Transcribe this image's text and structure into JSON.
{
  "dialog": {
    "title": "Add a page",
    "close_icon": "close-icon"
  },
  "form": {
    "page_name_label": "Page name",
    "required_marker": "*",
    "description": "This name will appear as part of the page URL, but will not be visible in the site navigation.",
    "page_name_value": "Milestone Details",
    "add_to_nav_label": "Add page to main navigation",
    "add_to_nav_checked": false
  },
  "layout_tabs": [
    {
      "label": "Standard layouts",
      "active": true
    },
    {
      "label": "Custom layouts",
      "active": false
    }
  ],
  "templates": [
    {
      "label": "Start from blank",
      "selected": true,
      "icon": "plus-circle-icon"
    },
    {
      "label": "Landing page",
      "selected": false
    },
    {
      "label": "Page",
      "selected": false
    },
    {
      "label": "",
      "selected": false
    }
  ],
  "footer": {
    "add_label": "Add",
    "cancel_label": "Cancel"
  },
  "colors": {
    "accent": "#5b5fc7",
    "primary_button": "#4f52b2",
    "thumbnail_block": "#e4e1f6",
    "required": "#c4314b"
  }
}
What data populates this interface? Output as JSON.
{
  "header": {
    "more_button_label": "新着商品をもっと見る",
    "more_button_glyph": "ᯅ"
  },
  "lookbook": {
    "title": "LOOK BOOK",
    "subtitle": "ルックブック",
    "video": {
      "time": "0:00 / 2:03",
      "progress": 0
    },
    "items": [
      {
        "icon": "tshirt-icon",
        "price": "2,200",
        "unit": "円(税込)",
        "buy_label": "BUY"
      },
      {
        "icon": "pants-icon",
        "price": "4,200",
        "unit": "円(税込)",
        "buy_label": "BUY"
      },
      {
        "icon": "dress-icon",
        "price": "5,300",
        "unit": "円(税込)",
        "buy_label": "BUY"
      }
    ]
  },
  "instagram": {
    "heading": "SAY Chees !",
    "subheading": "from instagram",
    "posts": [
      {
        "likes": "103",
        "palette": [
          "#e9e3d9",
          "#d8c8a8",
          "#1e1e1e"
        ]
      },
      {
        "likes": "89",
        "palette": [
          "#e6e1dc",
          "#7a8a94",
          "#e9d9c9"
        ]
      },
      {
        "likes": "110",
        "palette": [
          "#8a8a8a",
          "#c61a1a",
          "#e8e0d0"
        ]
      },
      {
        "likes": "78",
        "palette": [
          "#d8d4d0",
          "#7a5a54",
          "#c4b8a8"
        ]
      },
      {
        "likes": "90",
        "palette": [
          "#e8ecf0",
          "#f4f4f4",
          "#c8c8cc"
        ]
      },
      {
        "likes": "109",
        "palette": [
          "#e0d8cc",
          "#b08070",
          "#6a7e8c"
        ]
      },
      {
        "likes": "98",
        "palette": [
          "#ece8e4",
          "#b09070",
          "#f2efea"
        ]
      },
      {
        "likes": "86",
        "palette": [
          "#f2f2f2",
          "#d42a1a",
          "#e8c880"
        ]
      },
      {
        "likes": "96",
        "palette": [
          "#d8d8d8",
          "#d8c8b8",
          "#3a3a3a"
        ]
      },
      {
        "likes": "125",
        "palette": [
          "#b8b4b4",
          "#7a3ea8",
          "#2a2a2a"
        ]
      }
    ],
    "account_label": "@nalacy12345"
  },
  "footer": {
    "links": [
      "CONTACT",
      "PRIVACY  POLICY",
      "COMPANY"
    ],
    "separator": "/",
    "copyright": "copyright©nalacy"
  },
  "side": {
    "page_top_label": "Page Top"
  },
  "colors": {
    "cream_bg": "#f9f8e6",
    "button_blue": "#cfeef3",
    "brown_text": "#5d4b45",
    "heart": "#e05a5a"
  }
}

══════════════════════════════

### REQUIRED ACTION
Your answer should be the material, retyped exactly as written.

### SOLVED EXERCISE
Transcribe this image's text and structure into JSON.
{
  "dialog": {
    "title": "Add a page",
    "close_icon": "close-icon"
  },
  "form": {
    "page_name_label": "Page name",
    "required_marker": "*",
    "description": "This name will appear as part of the page URL, but will not be visible in the site navigation.",
    "page_name_value": "Milestone Details",
    "add_to_nav_label": "Add page to main navigation",
    "add_to_nav_checked": false
  },
  "layout_tabs": [
    {
      "label": "Standard layouts",
      "active": true
    },
    {
      "label": "Custom layouts",
      "active": false
    }
  ],
  "templates": [
    {
      "label": "Start from blank",
      "selected": true,
      "icon": "plus-circle-icon"
    },
    {
      "label": "Landing page",
      "selected": false
    },
    {
      "label": "Page",
      "selected": false
    },
    {
      "label": "",
      "selected": false
    }
  ],
  "footer": {
    "add_label": "Add",
    "cancel_label": "Cancel"
  },
  "colors": {
    "accent": "#5b5fc7",
    "primary_button": "#4f52b2",
    "thumbnail_block": "#e4e1f6",
    "required": "#c4314b"
  }
}
What data populates this interface? Output as JSON.
{
  "header": {
    "more_button_label": "新着商品をもっと見る",
    "more_button_glyph": "ᯅ"
  },
  "lookbook": {
    "title": "LOOK BOOK",
    "subtitle": "ルックブック",
    "video": {
      "time": "0:00 / 2:03",
      "progress": 0
    },
    "items": [
      {
        "icon": "tshirt-icon",
        "price": "2,200",
        "unit": "円(税込)",
        "buy_label": "BUY"
      },
      {
        "icon": "pants-icon",
        "price": "4,200",
        "unit": "円(税込)",
        "buy_label": "BUY"
      },
      {
        "icon": "dress-icon",
        "price": "5,300",
        "unit": "円(税込)",
        "buy_label": "BUY"
      }
    ]
  },
  "instagram": {
    "heading": "SAY Chees !",
    "subheading": "from instagram",
    "posts": [
      {
        "likes": "103",
        "palette": [
          "#e9e3d9",
          "#d8c8a8",
          "#1e1e1e"
        ]
      },
      {
        "likes": "89",
        "palette": [
          "#e6e1dc",
          "#7a8a94",
          "#e9d9c9"
        ]
      },
      {
        "likes": "110",
        "palette": [
          "#8a8a8a",
          "#c61a1a",
          "#e8e0d0"
        ]
      },
      {
        "likes": "78",
        "palette": [
          "#d8d4d0",
          "#7a5a54",
          "#c4b8a8"
        ]
      },
      {
        "likes": "90",
        "palette": [
          "#e8ecf0",
          "#f4f4f4",
          "#c8c8cc"
        ]
      },
      {
        "likes": "109",
        "palette": [
          "#e0d8cc",
          "#b08070",
          "#6a7e8c"
        ]
      },
      {
        "likes": "98",
        "palette": [
          "#ece8e4",
          "#b09070",
          "#f2efea"
        ]
      },
      {
        "likes": "86",
        "palette": [
          "#f2f2f2",
          "#d42a1a",
          "#e8c880"
        ]
      },
      {
        "likes": "96",
        "palette": [
          "#d8d8d8",
          "#d8c8b8",
          "#3a3a3a"
        ]
      },
      {
        "likes": "125",
        "palette": [
          "#b8b4b4",
          "#7a3ea8",
          "#2a2a2a"
        ]
      }
    ],
    "account_label": "@nalacy12345"
  },
  "footer": {
    "links": [
      "CONTACT",
      "PRIVACY  POLICY",
      "COMPANY"
    ],
    "separator": "/",
    "copyright": "copyright©nalacy"
  },
  "side": {
    "page_top_label": "Page Top"
  },
  "colors": {
    "cream_bg": "#f9f8e6",
    "button_blue": "#cfeef3",
    "brown_text": "#5d4b45",
    "heart": "#e05a5a"
  }
}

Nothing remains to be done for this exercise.